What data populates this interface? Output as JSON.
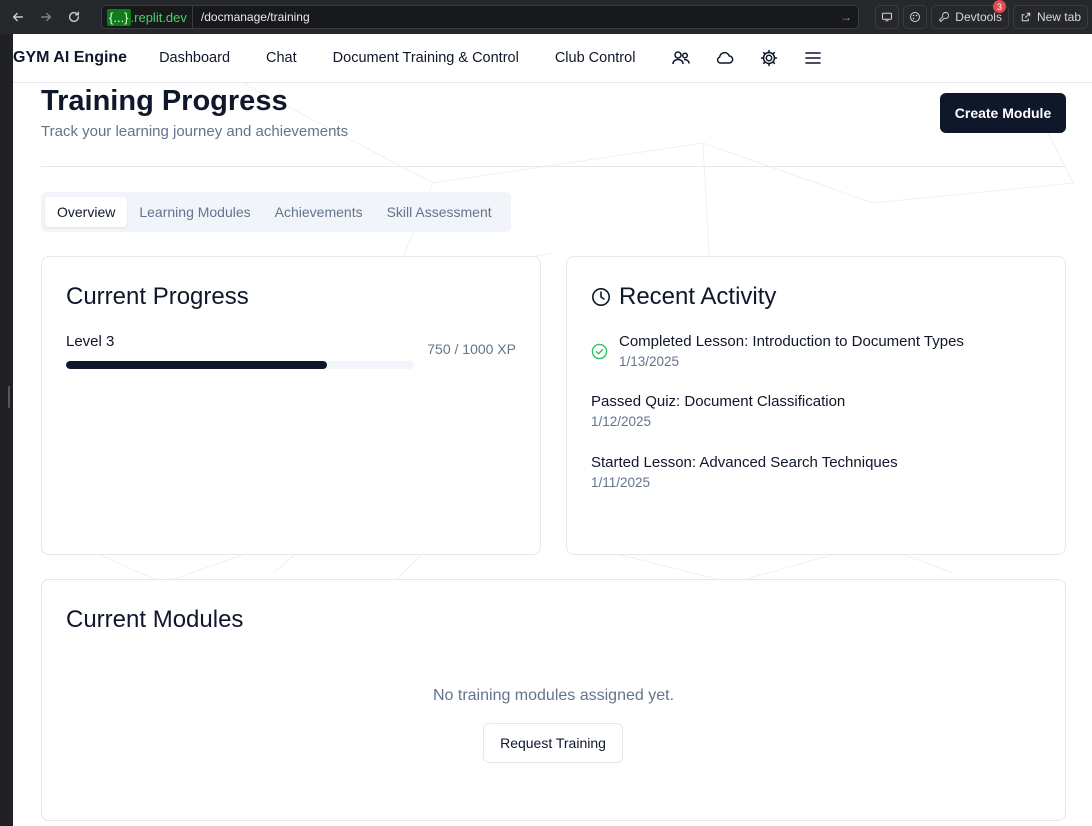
{
  "browser": {
    "domain_prefix": "{...}",
    "domain_suffix": ".replit.dev",
    "url_path": "/docmanage/training",
    "devtools_label": "Devtools",
    "devtools_badge": "3",
    "new_tab_label": "New tab"
  },
  "appbar": {
    "brand": "GYM AI Engine",
    "links": [
      "Dashboard",
      "Chat",
      "Document Training & Control",
      "Club Control"
    ],
    "icons": [
      "users-icon",
      "cloud-icon",
      "settings-icon",
      "menu-icon"
    ]
  },
  "header": {
    "title": "Training Progress",
    "subtitle": "Track your learning journey and achievements",
    "create_button": "Create Module"
  },
  "tabs": [
    {
      "label": "Overview",
      "active": true
    },
    {
      "label": "Learning Modules",
      "active": false
    },
    {
      "label": "Achievements",
      "active": false
    },
    {
      "label": "Skill Assessment",
      "active": false
    }
  ],
  "progress": {
    "title": "Current Progress",
    "level_label": "Level 3",
    "xp_text": "750 / 1000 XP",
    "fraction": 0.75
  },
  "activity": {
    "title": "Recent Activity",
    "items": [
      {
        "title": "Completed Lesson: Introduction to Document Types",
        "date": "1/13/2025",
        "completed": true
      },
      {
        "title": "Passed Quiz: Document Classification",
        "date": "1/12/2025",
        "completed": false
      },
      {
        "title": "Started Lesson: Advanced Search Techniques",
        "date": "1/11/2025",
        "completed": false
      }
    ]
  },
  "modules": {
    "title": "Current Modules",
    "empty_text": "No training modules assigned yet.",
    "request_button": "Request Training"
  },
  "colors": {
    "primary": "#0f172a",
    "muted": "#64748b",
    "success": "#22c55e",
    "domain_green": "#4ad36a"
  }
}
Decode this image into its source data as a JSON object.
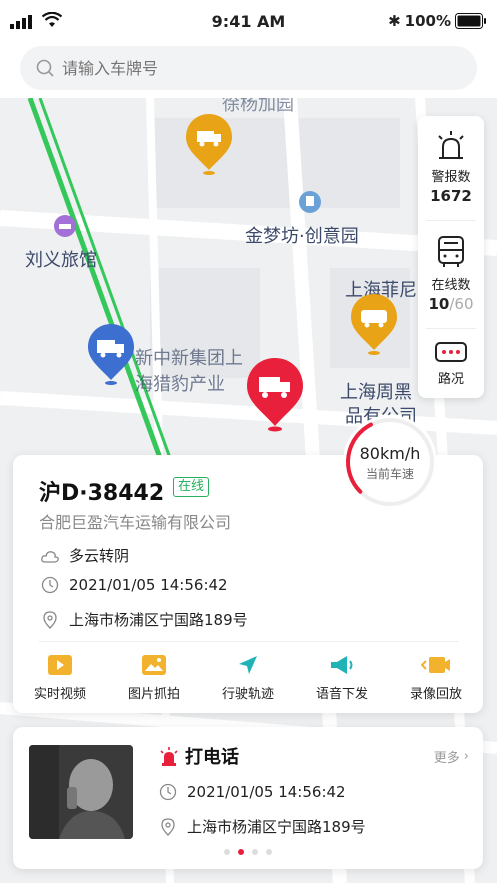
{
  "status": {
    "time": "9:41 AM",
    "battery": "100%"
  },
  "search": {
    "placeholder": "请输入车牌号"
  },
  "map_labels": [
    "金梦坊·创意园",
    "刘义旅馆",
    "新中新集团上",
    "海猎豹产业",
    "上海菲尼",
    "上海周黑",
    "徐杨加园",
    "品有公司"
  ],
  "side_panel": {
    "alarm_label": "警报数",
    "alarm_count": "1672",
    "online_label": "在线数",
    "online_now": "10",
    "online_total": "60",
    "road_label": "路况"
  },
  "speed": {
    "value": "80km/h",
    "label": "当前车速",
    "level": 0.4
  },
  "vehicle": {
    "plate": "沪D·38442",
    "status": "在线",
    "company": "合肥巨盈汽车运输有限公司",
    "weather": "多云转阴",
    "datetime": "2021/01/05 14:56:42",
    "address": "上海市杨浦区宁国路189号"
  },
  "actions": [
    {
      "label": "实时视频",
      "icon": "video-icon"
    },
    {
      "label": "图片抓拍",
      "icon": "image-icon"
    },
    {
      "label": "行驶轨迹",
      "icon": "navigation-icon"
    },
    {
      "label": "语音下发",
      "icon": "megaphone-icon"
    },
    {
      "label": "录像回放",
      "icon": "playback-icon"
    }
  ],
  "alert": {
    "title": "打电话",
    "more": "更多",
    "datetime": "2021/01/05 14:56:42",
    "address": "上海市杨浦区宁国路189号"
  },
  "colors": {
    "accent": "#e8203c",
    "online": "#25b05e",
    "map_blue": "#3d6fd0",
    "map_orange": "#e8a317",
    "road_green": "#34c759"
  }
}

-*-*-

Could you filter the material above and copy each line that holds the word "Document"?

      "Document Training & Control",
        "title": "Completed Lesson: Introduction to Document Types",
        "title": "Passed Quiz: Document Classification",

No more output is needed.